It’s easy to be fooled by this archive of objects, in particular by a printed poster of a supposed exhibition of Kerr’s work at the Third Eye Centre. After inspecting the aforementioned stone dyke expertly formed in fibreglass, I ask the artist of its relevance to be told the whole show is in fact a fictive narrative. Through a smirk the artist tells of how one collector confidently relayed his experience of meeting faux artist Joseph Kerr in the past.
Abby Quick has decided to side-step the theatrics of works around her space, presenting instead three beautifully presented photobooks on a poetically minimal cast concrete support that reflects the landscapes documented within. Titled Portraits of Caithness and Sutherland, Sinking Valley and Notes from the Balkans she is one of the only students to present work in photography this year. Each series shares a familiar approach to presenting geographies in intimate detail, often punctuated by shots of bare male chests or limbs in shallow focus lending a sleepy sensuality to the scapes placed around them. It is an expertly deployed moment of stillness.
Similarly creating work on her relationship to geography, Emma Laing lovingly presents a collection of black and white prints of details of trees, land formations, texts and portraits that form a collective narrative on her family's roots in the area surrounding Ullapool – one piece pocking out of a glass sheet reads 'My heart belongs in the Highlands.' Framed etchings of the backs of photographs from her family's collection are a poignant tribute to printed matter.
Upstairs there is a group of painters confidently displaying a formalist approach to their chosen medium that is a real high point. Alluding to sensory qualities far beyond the pictorial, Hannah Stirling combines colourful thick swirls and forms of paint atop muted flat monochromes.
Chanel No. 7 is translated as a green form pushing onto the panel; Squeaky Shoe a bright yellow sponge-like texture sitting on raw MDF. Marcus Murison transfers digital drawing into the painted realm, shifting between focused blocks of pastel greens, pinks and blues depicting effects from Photoshop. These are broken up by squares of sprayed marks that reveal enthusiastic impulse, creating framed moments of abandon that sing in his large-scale compositions.
Ceramic twists of ropes and glazed amorphous chunks rest peacefully on the canvases of Hannah Gibson’s fluid paintings, seas of pale peach and muted green that spill beautifully into each other. Rope twists and bundles of marks similarly occupy these pictorial renderings of things seemingly coming undone in fits of contained energy. A collection of controlled works in graphite that sit in the centre of her space complement the works well, and are an excellent exploration of mark-making.

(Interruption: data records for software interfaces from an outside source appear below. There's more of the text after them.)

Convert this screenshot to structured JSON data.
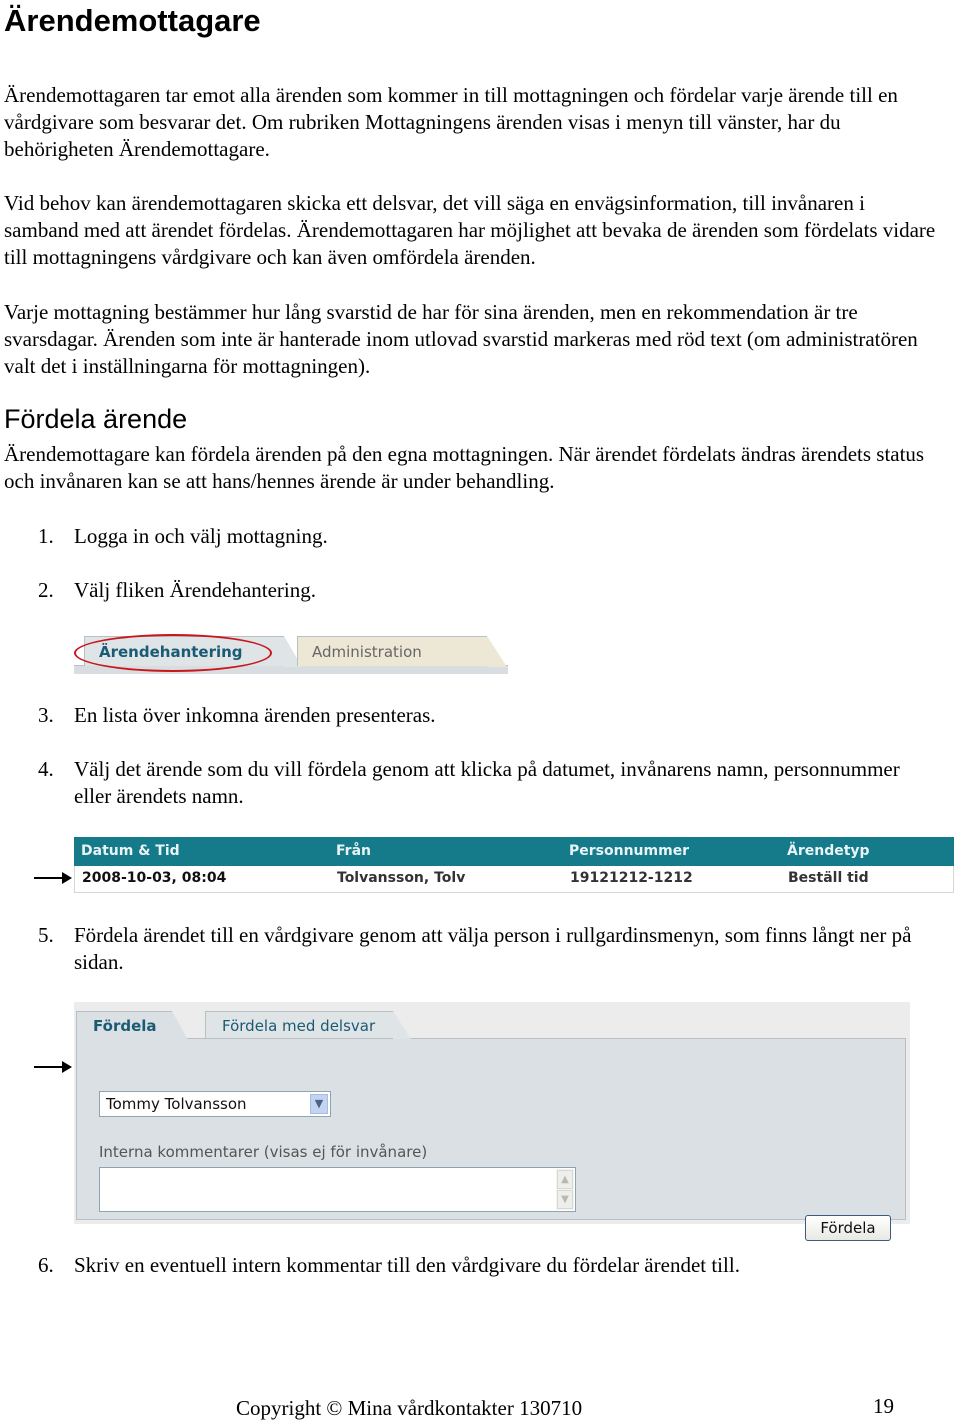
{
  "document": {
    "title": "Ärendemottagare",
    "paragraphs": [
      "Ärendemottagaren tar emot alla ärenden som kommer in till mottagningen och fördelar varje ärende till en vårdgivare som besvarar det. Om rubriken Mottagningens ärenden visas i menyn till vänster, har du behörigheten Ärendemottagare.",
      "Vid behov kan ärendemottagaren skicka ett delsvar, det vill säga en envägsinformation, till invånaren i samband med att ärendet fördelas. Ärendemottagaren har möjlighet att bevaka de ärenden som fördelats vidare till mottagningens vårdgivare och kan även omfördela ärenden.",
      "Varje mottagning bestämmer hur lång svarstid de har för sina ärenden, men en rekommendation är tre svarsdagar. Ärenden som inte är hanterade inom utlovad svarstid markeras med röd text (om administratören valt det i inställningarna för mottagningen)."
    ],
    "section": {
      "heading": "Fördela ärende",
      "intro": "Ärendemottagare kan fördela ärenden på den egna mottagningen. När ärendet fördelats ändras ärendets status och invånaren kan se att hans/hennes ärende är under behandling."
    },
    "steps": [
      {
        "num": "1.",
        "text": "Logga in och välj mottagning."
      },
      {
        "num": "2.",
        "text": "Välj fliken Ärendehantering."
      },
      {
        "num": "3.",
        "text": "En lista över inkomna ärenden presenteras."
      },
      {
        "num": "4.",
        "text": "Välj det ärende som du vill fördela genom att klicka på datumet, invånarens namn, personnummer eller ärendets namn."
      },
      {
        "num": "5.",
        "text": "Fördela ärendet till en vårdgivare genom att välja person i rullgardinsmenyn, som finns långt ner på sidan."
      },
      {
        "num": "6.",
        "text": "Skriv en eventuell intern kommentar till den vårdgivare du fördelar ärendet till."
      }
    ],
    "footer": {
      "copyright": "Copyright © Mina vårdkontakter 130710",
      "page_number": "19"
    }
  },
  "screenshot_tabs": {
    "tabs": [
      {
        "label": "Ärendehantering",
        "highlighted": true
      },
      {
        "label": "Administration",
        "highlighted": false
      }
    ],
    "highlight_color": "#c8161c"
  },
  "screenshot_table": {
    "columns": [
      "Datum & Tid",
      "Från",
      "Personnummer",
      "Ärendetyp"
    ],
    "rows": [
      [
        "2008-10-03, 08:04",
        "Tolvansson, Tolv",
        "19121212-1212",
        "Beställ tid"
      ]
    ],
    "header_color": "#157a8a"
  },
  "screenshot_form": {
    "tabs": [
      {
        "label": "Fördela",
        "active": true
      },
      {
        "label": "Fördela med delsvar",
        "active": false
      }
    ],
    "select_value": "Tommy Tolvansson",
    "comment_label": "Interna kommentarer (visas ej för invånare)",
    "comment_value": "",
    "submit_label": "Fördela",
    "icons": {
      "dropdown": "chevron-down-icon",
      "scroll_up": "chevron-up-icon",
      "scroll_down": "chevron-down-icon"
    },
    "glyphs": {
      "down": "▼",
      "up": "▲"
    }
  }
}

There are many riotous moments throughout this year's show, with reflective floors and rooms illuminated in neon reds and blues. Text on seemingly melting plastic that speak of the artist's anxiety of existing in a digital age resonate, yet it is the confidently subtle presentations that stand out, and make the journey to the outer edge of Aberdeen worth it.